Active Member
I was as easy child as it gets at age 11 and I pierced my own ear. Well...almost pierced--that last bit hurt so I stopped. A lot of girls were doing it back then with a needle dipped in rubbing alcohol and a potato. Most girls got along just fine and most didn't tell mom and dad but sometimes the moms or other adult would do it for the girls. I wouldn't make a big deal of it. Make sure she has a good quality earring in there and cares for it well.

It wouldn't surprise me to see this happening at younger ages. Age 12 was pretty typical for getting ears pierced back then but at least in our school it's down to about 2nd grade.

If this is a standalone incident I would call it typical easy child behavior. It looks like there's already a diagnosis and medications in place-I wouldn't be concerned about the incident itself but would watch the suicide talk of course.

Hound dog

Nana's are Beautiful
Each person has a different pain threshold. I've had my ears pierced several times and I've never felt it yet. It hurts N every time. easy child it doesn't faze. My Mom acts like she had major surgery. lol

in my opinion it's a pretty typical kid thing. Although easy child is a bit young. Still everything seems to be being done at earlier ages now. I wouldn't worry much about the piercing itself.

The suicide talk with her being on Prozac does bother me. I'd make sure to ask the psychiatrist.



Well-Known Member
8 years old is a little young for a kid to pierce their own ears. Like Fran, if she were a teenager, I would have chalked it up to a teen thing. I remember my cousins piercing their own ears as teenagers when I was a young child.

However, a very good point was made about various pain tolerance levels.

Piercing along with the suicide talk and behavior would have me very concerned. I would definitely get her to the psychiatrist and look into the prozac.


Active Member
I second the poster that talked about the combination of suicide talk and Prozac. You should get an emergency call to psychiatrist. That is a red flag!

Wiped Out

Well-Known Member
Staff member
I can understand your frustration, sounds like you are on top of things with calling the psychiatrist. Hugs.


Thanks for all your replies.

Fran, I had to laugh at your comment that you like two holes. Even though I was so POed at easy child for taking matters into her own hands, I had to admit to myself that her handiwork looked stylish. In fact, the placement of her second hole was right on target.

If easy child had been a teen, I don't think I would have given this incident a second thought. But at 8 years old, she's still a little girl. There's no puberty in sight whatsoever; in fact, her sister, at age 12, just started developing ever so slightly last fall.

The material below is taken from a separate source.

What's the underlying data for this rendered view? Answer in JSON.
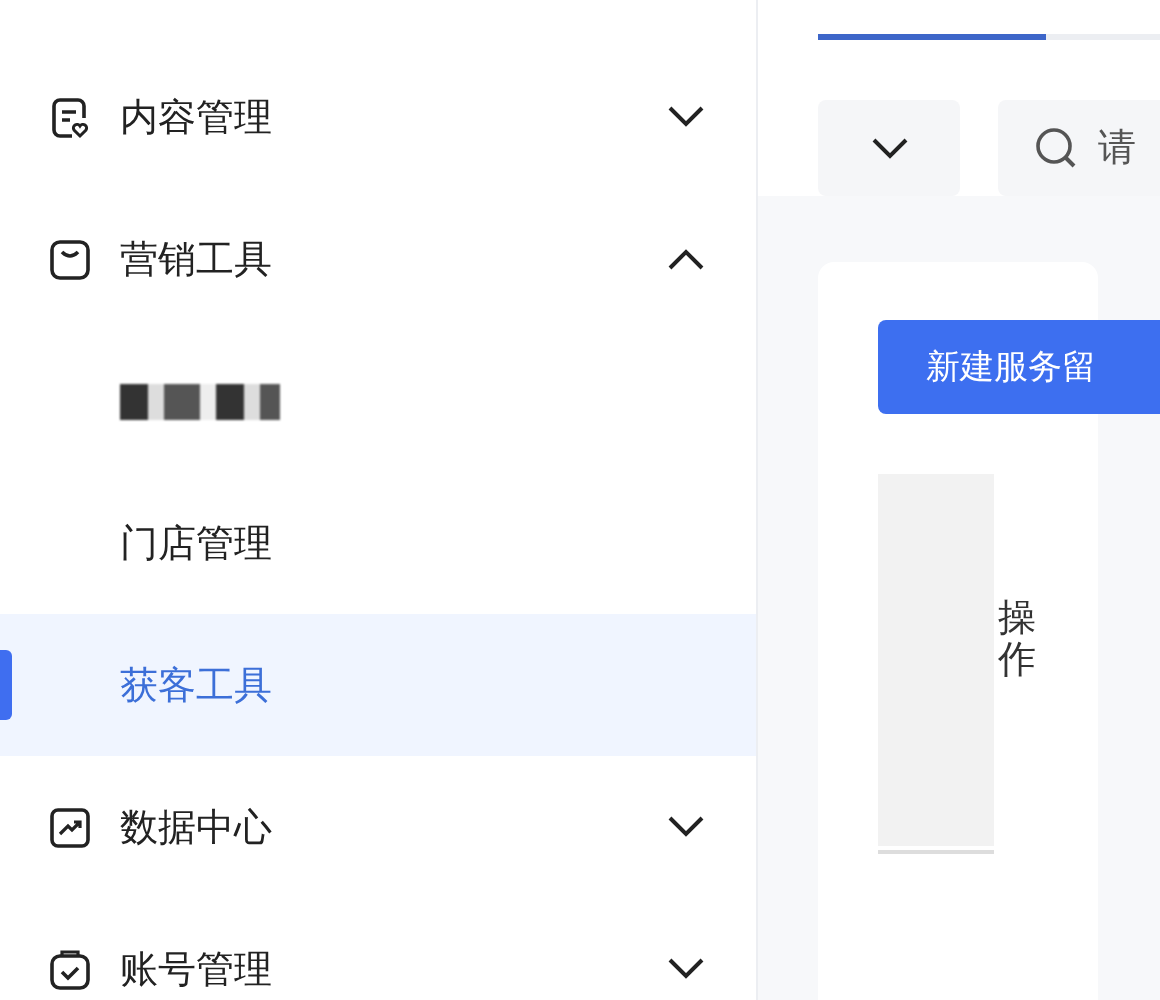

husband and I decided to let easy child keep the new piercing because we didn't inherently disagree with having it; we just wanted her to have it done properly and with our permission. Her consequence is having all her earrings (except for the ones in her ears) taken away for the next two weeks. This is a hardship for easy child because she considers herself a fasion maven and spends considerable time coordinating earrings with outfits.

Once we agreed to let easy child keep her new piercing, difficult child 2 was not to be outdone. She insisted on getting a second piercing in her ear done today. We took a quick trip to the mall, and all went off without a hitch. Both girls will be religiously swabbing their ears with alcohol several times a day for the next month or so.

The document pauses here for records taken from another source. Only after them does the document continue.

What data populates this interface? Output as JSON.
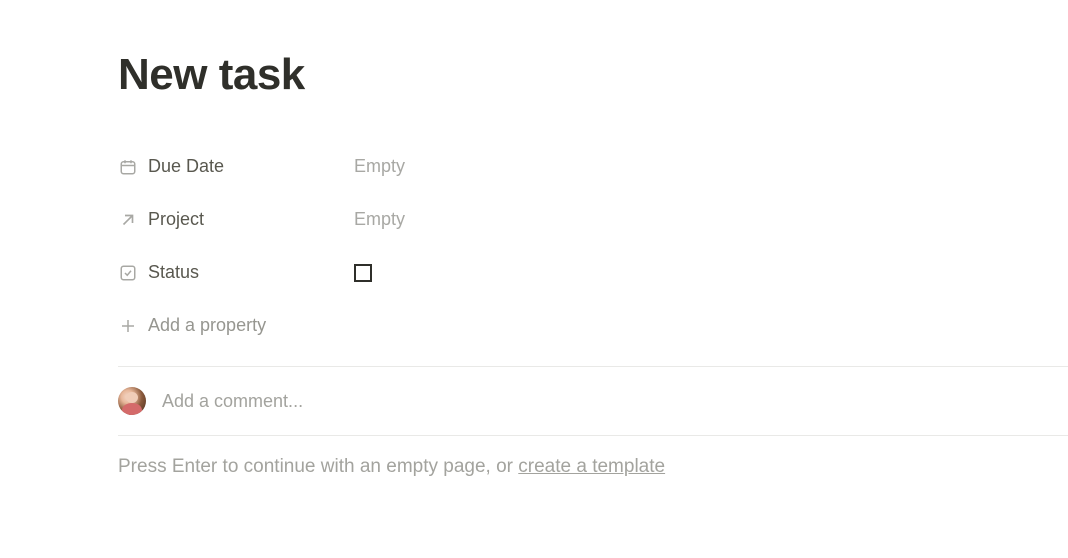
{
  "title": "New task",
  "properties": {
    "due_date": {
      "label": "Due Date",
      "value": "Empty"
    },
    "project": {
      "label": "Project",
      "value": "Empty"
    },
    "status": {
      "label": "Status"
    }
  },
  "add_property_label": "Add a property",
  "comment": {
    "placeholder": "Add a comment..."
  },
  "hint": {
    "prefix": "Press Enter to continue with an empty page, or ",
    "link": "create a template"
  }
}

easy child is calmer today and a bit contrite. She even helped wash dishes after dinner tonight. No talk of suicide all day. She has an appointment with her psychiatrist scheduled for Monday afternoon.

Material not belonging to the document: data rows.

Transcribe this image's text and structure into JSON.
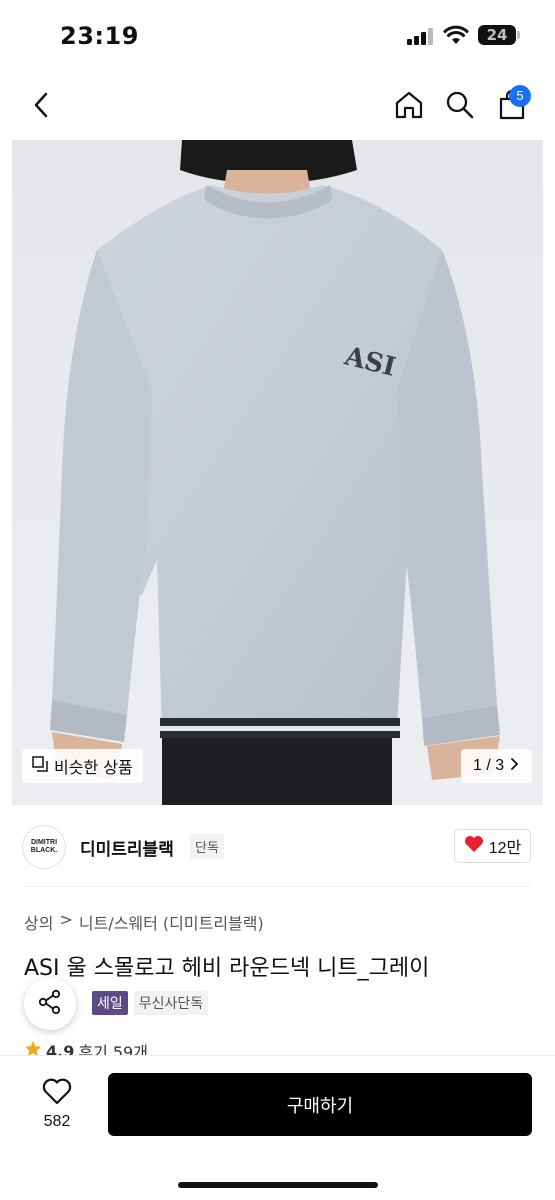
{
  "status_bar": {
    "time": "23:19",
    "battery_level": "24",
    "icons": [
      "signal-icon",
      "wifi-icon",
      "battery-icon"
    ]
  },
  "nav": {
    "icons": [
      "back-icon",
      "home-icon",
      "search-icon",
      "cart-icon"
    ],
    "cart_count": "5"
  },
  "product_image": {
    "logo_text": "ASI",
    "similar_label": "비슷한 상품",
    "page_indicator": "1 / 3",
    "sweater_color": "#c9ced6"
  },
  "brand": {
    "logo_line1": "DIMITRI",
    "logo_line2": "BLACK.",
    "name": "디미트리블랙",
    "tag": "단독",
    "likes": "12만"
  },
  "breadcrumb": {
    "level1": "상의",
    "separator": ">",
    "level2": "니트/스웨터 (디미트리블랙)"
  },
  "product": {
    "title": "ASI 울 스몰로고 헤비 라운드넥 니트_그레이",
    "badge_sale": "세일",
    "badge_exclusive": "무신사단독",
    "rating": "4.9",
    "reviews": "후기 59개"
  },
  "bottom_bar": {
    "wish_count": "582",
    "buy_label": "구매하기"
  },
  "colors": {
    "accent_blue": "#1d6ff2",
    "heart_red": "#e8202e",
    "star_orange": "#f5a623",
    "sale_purple": "#5b4a86"
  }
}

I've been concerned about the Prozac for a while and have discussed the issue with the psychiatrist many times. Even though Prozac has clearly addressed easy child's anxiety and allowed her to conquer her choking phobia, her moods do tend to switch quickly, and she sometimes seems over-the-top in her reactions. I've seen mania in difficult child 1, and it doesn't exactly look like that, but I do worry that she seems at times too happy or too sad. We'll have to see what the psychiatrist says on Monday.

Thanks again for your concern and insight.